The National Coordinator said both the National Policy and National Strategy in the implementation of Chronic Non-Communicable Diseases 2014-2017 have all elapsed and that there was evaluation under way.

Mr Musah said the evaluation would inform future strategies and policy on cancer and NCDs after which a new policy and strategy on cancer and NCDs would be developed but the process has halted due to availability of funds.

He said the formation of the GhNCDA would support and complement government in diverse ways including technical support through policy formulation and reviews, awareness creation, monitoring, information sharing, research, and constantly remind government on its health and NCD commitment, among others.

“Nations are now embracing the concept of forming an alliances to help tackle the NCDs menace, which affect people in every country, rich and poor, old and young, in cities and in villages, the privileged and the vulnerable,” he said.

Mr Musah appealed to President Nana Addo Dankwa Akufo-Addo to use his position as co-chair of the eminent advocates of the SDGs to support some of the interventions in SDGs to demonstrate his commitment of reducing NCDs in the country and the world over.

Dr Eugene Owusu, the Head of the Advisory Unit of the SDGs at the Presidency commended the executive members of the GhNCDA for their commitment and passion for advocacy on health, especially NCDs, saying that, “the stronger your voice, the greater your impact.”

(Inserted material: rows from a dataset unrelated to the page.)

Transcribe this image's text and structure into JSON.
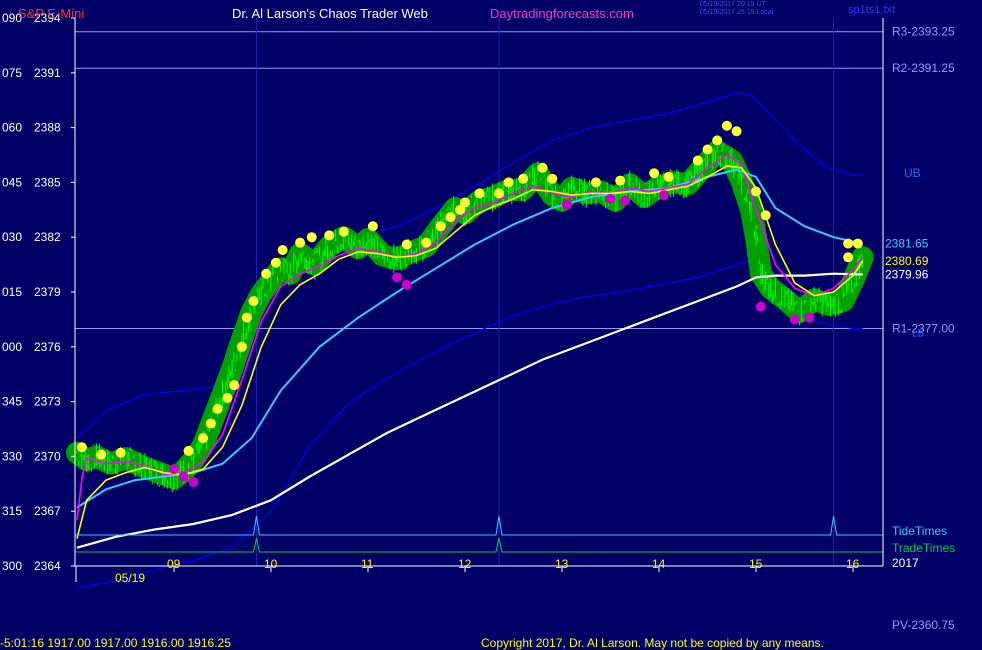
{
  "header": {
    "symbol": "S&P E-Mini",
    "site": "Dr. Al Larson's Chaos Trader Web",
    "url": "Daytradingforecasts.com",
    "time_ut": "05/19/2017 20:19 UT",
    "time_local": "05/19/2017 15:19 Local",
    "file": "sp1ts1.txt"
  },
  "footer": {
    "readout": "-5:01:16  1917.00 1917.00 1916.00 1916.25",
    "copyright": "Copyright 2017, Dr. Al Larson. May not be copied by any means.",
    "pv": "PV-2360.75"
  },
  "colors": {
    "background": "#000066",
    "price": "#00ff00",
    "halo": "#00a000",
    "yellow_line": "#ffff00",
    "magenta_line": "#ff00ff",
    "cyan_line": "#33ccff",
    "white_line": "#ffffff",
    "band_line": "#0000ff",
    "tide": "#33ccff",
    "trade": "#00cc44",
    "vertical_line": "#2222bb",
    "axis_text": "#ffffff",
    "title_red": "#ff3333",
    "title_pink": "#ff33cc"
  },
  "chart_data": {
    "type": "line",
    "y_axis_left": [
      {
        "code": "090",
        "price": 2394
      },
      {
        "code": "075",
        "price": 2391
      },
      {
        "code": "060",
        "price": 2388
      },
      {
        "code": "045",
        "price": 2385
      },
      {
        "code": "030",
        "price": 2382
      },
      {
        "code": "015",
        "price": 2379
      },
      {
        "code": "000",
        "price": 2376
      },
      {
        "code": "345",
        "price": 2373
      },
      {
        "code": "330",
        "price": 2370
      },
      {
        "code": "315",
        "price": 2367
      },
      {
        "code": "300",
        "price": 2364
      }
    ],
    "ylim": [
      2364,
      2394
    ],
    "xlim": [
      8.0,
      16.1
    ],
    "x_ticks": [
      {
        "label": "09",
        "hour": 9
      },
      {
        "label": "10",
        "hour": 10
      },
      {
        "label": "11",
        "hour": 11
      },
      {
        "label": "12",
        "hour": 12
      },
      {
        "label": "13",
        "hour": 13
      },
      {
        "label": "14",
        "hour": 14
      },
      {
        "label": "15",
        "hour": 15
      },
      {
        "label": "16",
        "hour": 16
      }
    ],
    "date_label": "05/19",
    "year_label": "2017",
    "levels": [
      {
        "label": "R3-2393.25",
        "price": 2393.25
      },
      {
        "label": "R2-2391.25",
        "price": 2391.25
      },
      {
        "label": "R1-2377.00",
        "price": 2377.0
      }
    ],
    "band_labels": {
      "upper": "UB",
      "lower": "LB"
    },
    "right_values": [
      {
        "label": "2381.65",
        "price": 2381.65,
        "color": "#33ccff"
      },
      {
        "label": "2380.69",
        "price": 2380.69,
        "color": "#ffff00"
      },
      {
        "label": "2379.96",
        "price": 2379.96,
        "color": "#ffffff"
      }
    ],
    "vertical_lines": [
      9.85,
      12.35,
      15.8
    ],
    "tide_times": {
      "label": "TideTimes",
      "spikes": [
        9.85,
        12.35,
        15.8
      ]
    },
    "trade_times": {
      "label": "TradeTimes",
      "spikes": [
        9.85,
        12.35
      ]
    },
    "series": [
      {
        "key": "price",
        "x": [
          8.0,
          8.1,
          8.2,
          8.35,
          8.5,
          8.65,
          8.8,
          9.0,
          9.1,
          9.2,
          9.3,
          9.4,
          9.5,
          9.6,
          9.7,
          9.8,
          9.9,
          10.0,
          10.1,
          10.2,
          10.3,
          10.45,
          10.6,
          10.75,
          10.9,
          11.0,
          11.15,
          11.3,
          11.45,
          11.6,
          11.75,
          11.9,
          12.0,
          12.15,
          12.3,
          12.45,
          12.6,
          12.75,
          12.9,
          13.0,
          13.1,
          13.25,
          13.4,
          13.55,
          13.7,
          13.85,
          14.0,
          14.15,
          14.3,
          14.45,
          14.6,
          14.75,
          14.85,
          14.95,
          15.0,
          15.05,
          15.15,
          15.3,
          15.45,
          15.6,
          15.75,
          15.9,
          16.0,
          16.1
        ],
        "y": [
          2370.2,
          2369.8,
          2370.0,
          2369.6,
          2369.9,
          2369.5,
          2369.2,
          2368.8,
          2369.2,
          2369.8,
          2370.6,
          2372.0,
          2373.4,
          2374.8,
          2376.4,
          2377.9,
          2378.9,
          2379.6,
          2380.3,
          2380.0,
          2381.1,
          2380.5,
          2381.5,
          2382.0,
          2381.4,
          2381.9,
          2381.0,
          2380.8,
          2381.2,
          2381.5,
          2382.6,
          2383.6,
          2383.3,
          2384.0,
          2384.2,
          2384.6,
          2384.6,
          2385.5,
          2384.3,
          2384.0,
          2384.7,
          2384.4,
          2384.5,
          2384.0,
          2384.9,
          2384.2,
          2384.8,
          2385.0,
          2384.9,
          2385.8,
          2386.7,
          2386.2,
          2385.1,
          2383.5,
          2382.0,
          2380.0,
          2379.2,
          2378.6,
          2377.9,
          2378.6,
          2378.3,
          2378.5,
          2379.6,
          2380.9
        ]
      },
      {
        "key": "yellow",
        "x": [
          8.0,
          8.1,
          8.3,
          8.5,
          8.7,
          8.9,
          9.1,
          9.3,
          9.5,
          9.7,
          9.9,
          10.1,
          10.3,
          10.5,
          10.7,
          10.9,
          11.1,
          11.3,
          11.5,
          11.7,
          11.9,
          12.1,
          12.3,
          12.5,
          12.7,
          12.9,
          13.1,
          13.3,
          13.5,
          13.7,
          13.9,
          14.1,
          14.3,
          14.5,
          14.7,
          14.85,
          15.0,
          15.2,
          15.4,
          15.6,
          15.8,
          16.0,
          16.1
        ],
        "y": [
          2365.5,
          2367.6,
          2368.7,
          2369.1,
          2369.4,
          2369.1,
          2369.0,
          2369.3,
          2370.5,
          2372.8,
          2376.0,
          2378.3,
          2379.4,
          2380.0,
          2380.8,
          2381.2,
          2381.1,
          2380.9,
          2381.0,
          2381.4,
          2382.3,
          2383.2,
          2383.7,
          2384.1,
          2384.6,
          2384.5,
          2384.3,
          2384.4,
          2384.4,
          2384.5,
          2384.4,
          2384.6,
          2384.8,
          2385.3,
          2385.9,
          2385.8,
          2384.7,
          2381.6,
          2379.5,
          2378.8,
          2379.0,
          2379.9,
          2380.69
        ]
      },
      {
        "key": "magenta",
        "x": [
          8.0,
          8.05,
          8.1,
          8.3,
          8.5,
          8.7,
          8.9,
          9.1,
          9.3,
          9.5,
          9.7,
          9.9,
          10.1,
          10.3,
          10.5,
          10.7,
          10.9,
          11.1,
          11.3,
          11.5,
          11.7,
          11.9,
          12.1,
          12.3,
          12.5,
          12.7,
          12.9,
          13.1,
          13.3,
          13.5,
          13.7,
          13.9,
          14.1,
          14.3,
          14.5,
          14.7,
          14.85,
          15.0,
          15.2,
          15.4,
          15.6,
          15.8,
          16.0,
          16.1
        ],
        "y": [
          2366.5,
          2368.8,
          2369.9,
          2369.6,
          2369.7,
          2369.5,
          2369.0,
          2369.1,
          2369.7,
          2371.2,
          2374.2,
          2377.4,
          2379.3,
          2380.0,
          2380.4,
          2381.0,
          2381.4,
          2381.2,
          2380.9,
          2381.1,
          2381.7,
          2382.9,
          2383.6,
          2383.9,
          2384.4,
          2384.8,
          2384.4,
          2384.2,
          2384.5,
          2384.4,
          2384.7,
          2384.5,
          2384.7,
          2384.9,
          2385.8,
          2386.5,
          2386.0,
          2383.5,
          2380.5,
          2379.2,
          2378.8,
          2379.2,
          2380.2,
          2380.9
        ]
      },
      {
        "key": "cyan",
        "x": [
          8.0,
          8.3,
          8.6,
          8.9,
          9.2,
          9.5,
          9.8,
          10.1,
          10.5,
          10.9,
          11.3,
          11.7,
          12.1,
          12.5,
          12.9,
          13.3,
          13.7,
          14.1,
          14.5,
          14.8,
          15.0,
          15.2,
          15.5,
          15.8,
          16.1
        ],
        "y": [
          2367.2,
          2368.2,
          2368.7,
          2368.9,
          2369.1,
          2369.6,
          2371.0,
          2373.6,
          2376.0,
          2377.6,
          2379.0,
          2380.3,
          2381.6,
          2382.7,
          2383.6,
          2384.2,
          2384.5,
          2384.7,
          2385.3,
          2385.7,
          2385.3,
          2383.6,
          2382.6,
          2382.0,
          2381.65
        ]
      },
      {
        "key": "white",
        "x": [
          8.0,
          8.4,
          8.8,
          9.2,
          9.6,
          10.0,
          10.4,
          10.8,
          11.2,
          11.6,
          12.0,
          12.4,
          12.8,
          13.2,
          13.6,
          14.0,
          14.4,
          14.8,
          15.0,
          15.2,
          15.5,
          15.8,
          16.1
        ],
        "y": [
          2365.0,
          2365.6,
          2366.0,
          2366.3,
          2366.8,
          2367.6,
          2368.9,
          2370.1,
          2371.3,
          2372.3,
          2373.3,
          2374.3,
          2375.3,
          2376.1,
          2376.9,
          2377.7,
          2378.5,
          2379.3,
          2379.8,
          2379.9,
          2379.9,
          2380.0,
          2379.96
        ]
      },
      {
        "key": "upper_band",
        "x": [
          8.0,
          8.3,
          8.7,
          9.1,
          9.5,
          9.8,
          10.1,
          10.5,
          10.9,
          11.3,
          11.7,
          12.1,
          12.5,
          12.9,
          13.3,
          13.7,
          14.1,
          14.5,
          14.8,
          14.95,
          15.1,
          15.4,
          15.7,
          16.0,
          16.1
        ],
        "y": [
          2371.0,
          2372.5,
          2373.4,
          2373.6,
          2373.9,
          2376.5,
          2380.0,
          2381.2,
          2382.0,
          2382.6,
          2383.6,
          2384.8,
          2386.1,
          2387.3,
          2388.0,
          2388.4,
          2388.8,
          2389.4,
          2389.9,
          2389.8,
          2389.0,
          2387.3,
          2385.9,
          2385.4,
          2385.4
        ]
      },
      {
        "key": "lower_band",
        "x": [
          8.0,
          8.4,
          8.8,
          9.2,
          9.6,
          10.0,
          10.4,
          10.8,
          11.2,
          11.6,
          12.0,
          12.4,
          12.8,
          13.2,
          13.6,
          14.0,
          14.4,
          14.8,
          15.0,
          15.3,
          15.6,
          16.0,
          16.1
        ],
        "y": [
          2362.8,
          2363.2,
          2363.8,
          2364.3,
          2365.0,
          2367.0,
          2370.6,
          2372.9,
          2374.3,
          2375.5,
          2376.5,
          2377.5,
          2378.2,
          2378.7,
          2379.0,
          2379.4,
          2379.8,
          2380.5,
          2380.8,
          2378.7,
          2377.4,
          2377.0,
          2377.0
        ]
      }
    ],
    "yellow_dots": [
      [
        8.05,
        2370.5
      ],
      [
        8.25,
        2370.1
      ],
      [
        8.45,
        2370.2
      ],
      [
        9.15,
        2370.3
      ],
      [
        9.3,
        2371.0
      ],
      [
        9.38,
        2371.8
      ],
      [
        9.45,
        2372.6
      ],
      [
        9.55,
        2373.2
      ],
      [
        9.62,
        2373.9
      ],
      [
        9.7,
        2376.0
      ],
      [
        9.75,
        2377.6
      ],
      [
        9.82,
        2378.5
      ],
      [
        9.95,
        2380.0
      ],
      [
        10.05,
        2380.6
      ],
      [
        10.12,
        2381.3
      ],
      [
        10.3,
        2381.7
      ],
      [
        10.42,
        2382.0
      ],
      [
        10.6,
        2382.1
      ],
      [
        10.75,
        2382.3
      ],
      [
        11.05,
        2382.6
      ],
      [
        11.4,
        2381.6
      ],
      [
        11.6,
        2381.7
      ],
      [
        11.75,
        2382.6
      ],
      [
        11.85,
        2383.1
      ],
      [
        11.95,
        2383.5
      ],
      [
        12.0,
        2383.9
      ],
      [
        12.15,
        2384.4
      ],
      [
        12.35,
        2384.4
      ],
      [
        12.45,
        2385.0
      ],
      [
        12.6,
        2385.2
      ],
      [
        12.8,
        2385.8
      ],
      [
        12.9,
        2385.2
      ],
      [
        13.35,
        2385.0
      ],
      [
        13.6,
        2385.1
      ],
      [
        13.95,
        2385.5
      ],
      [
        14.1,
        2385.3
      ],
      [
        14.4,
        2386.2
      ],
      [
        14.5,
        2386.8
      ],
      [
        14.6,
        2387.3
      ],
      [
        14.7,
        2388.1
      ],
      [
        14.8,
        2387.8
      ],
      [
        15.0,
        2384.5
      ],
      [
        15.1,
        2383.2
      ],
      [
        15.95,
        2381.65
      ],
      [
        16.05,
        2381.65
      ],
      [
        15.95,
        2380.9
      ]
    ],
    "magenta_dots": [
      [
        9.0,
        2369.3
      ],
      [
        9.1,
        2368.9
      ],
      [
        9.2,
        2368.6
      ],
      [
        11.3,
        2379.8
      ],
      [
        11.4,
        2379.4
      ],
      [
        13.05,
        2383.8
      ],
      [
        13.5,
        2384.1
      ],
      [
        13.65,
        2384.0
      ],
      [
        14.05,
        2384.3
      ],
      [
        15.05,
        2378.2
      ],
      [
        15.4,
        2377.5
      ],
      [
        15.55,
        2377.6
      ]
    ]
  }
}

He urged them to let their advocacy work be evidence-based influence and approach and not just narrative, adding that, it must be driven by policy, which is key to the struggle.

Dr Owusu said goal ‘3’ (Health) and goal ‘4’ (Education) of the SDGs play a central role on which all the other goals hinge on.

He outlined the main core area of the Unit’s responsibilities as strategic policy issues around the SDGs and crafting advocacy messages around the goals.

He said among the Commonwealth of government, there was a recognition of Ghana doing well with the fight against NCDs and the fact that it was the first country that has eradicated Trachoma.

Dr Owusu said the problem of alcohol should be blamed on public policy failure and that the government had a duty of care for all citizens, which should be the entry point of the GhNCDA to undertake massive public education on the effect of alcohol intake.

“GhNCDA as a vibrant civil society organisation you can influence government on the operations of the tobacco and the alcohol industries since they want to maximize profit and availability resources play an important role in game,” he said.

He urged the Alliance to focus more on appealing to the conscience of the public, which has the power to override the so-called resources and the lobbying of the industries.

Dr Owusu, who is also the Secretary to the Inter-ministerial Committee on SGDs said shisha was becoming more fashionable and accessible because the space was not regulated and some business people had taken advantage of it and the only way to curtail this was by working hard to ensure that the unregulated space was closed.

Dr Owusu pledged his support to the Alliance to champion the cause of reducing NCDs in the country.